TASK STATEMENT:
Copy every record verbatim but exclude the pictures.

SOURCE MATERIAL:

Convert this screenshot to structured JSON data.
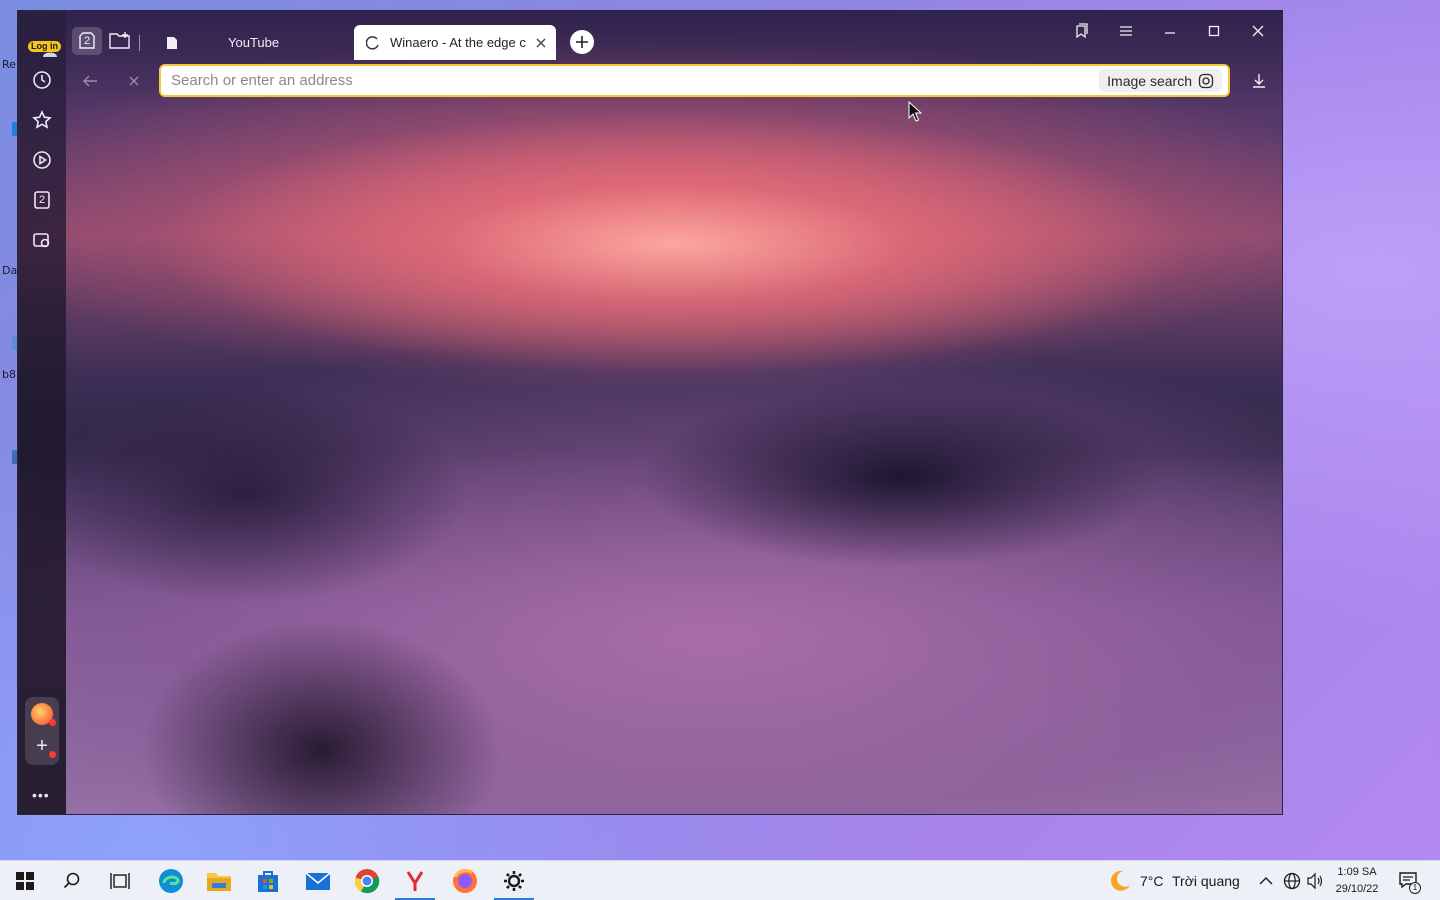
{
  "desktop": {
    "fragments": [
      "Re",
      "Da",
      "b8"
    ]
  },
  "browser": {
    "sidebar": {
      "login_label": "Log in",
      "tabs_counter": "2",
      "more_label": "•••"
    },
    "tab_group_count": "2",
    "tabs": [
      {
        "title": "YouTube",
        "active": false
      },
      {
        "title": "Winaero - At the edge c",
        "active": true
      }
    ],
    "omnibox": {
      "placeholder": "Search or enter an address",
      "value": "",
      "image_search_label": "Image search"
    }
  },
  "taskbar": {
    "weather_temp": "7°C",
    "weather_text": "Trời quang",
    "clock_time": "1:09 SA",
    "clock_date": "29/10/22",
    "notification_count": "1"
  },
  "colors": {
    "omnibox_border": "#f6c73b",
    "taskbar_active": "#2f7de1",
    "badge": "#f5c518"
  }
}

RESPONSE AREA:
Convert this screenshot to structured JSON data.
{
  "desktop": {
    "fragments": [
      "Re",
      "Da",
      "b8"
    ]
  },
  "browser": {
    "sidebar": {
      "login_label": "Log in",
      "tabs_counter": "2",
      "more_label": "•••"
    },
    "tab_group_count": "2",
    "tabs": [
      {
        "title": "YouTube",
        "active": false
      },
      {
        "title": "Winaero - At the edge c",
        "active": true
      }
    ],
    "omnibox": {
      "placeholder": "Search or enter an address",
      "value": "",
      "image_search_label": "Image search"
    }
  },
  "taskbar": {
    "weather_temp": "7°C",
    "weather_text": "Trời quang",
    "clock_time": "1:09 SA",
    "clock_date": "29/10/22",
    "notification_count": "1"
  },
  "colors": {
    "omnibox_border": "#f6c73b",
    "taskbar_active": "#2f7de1",
    "badge": "#f5c518"
  }
}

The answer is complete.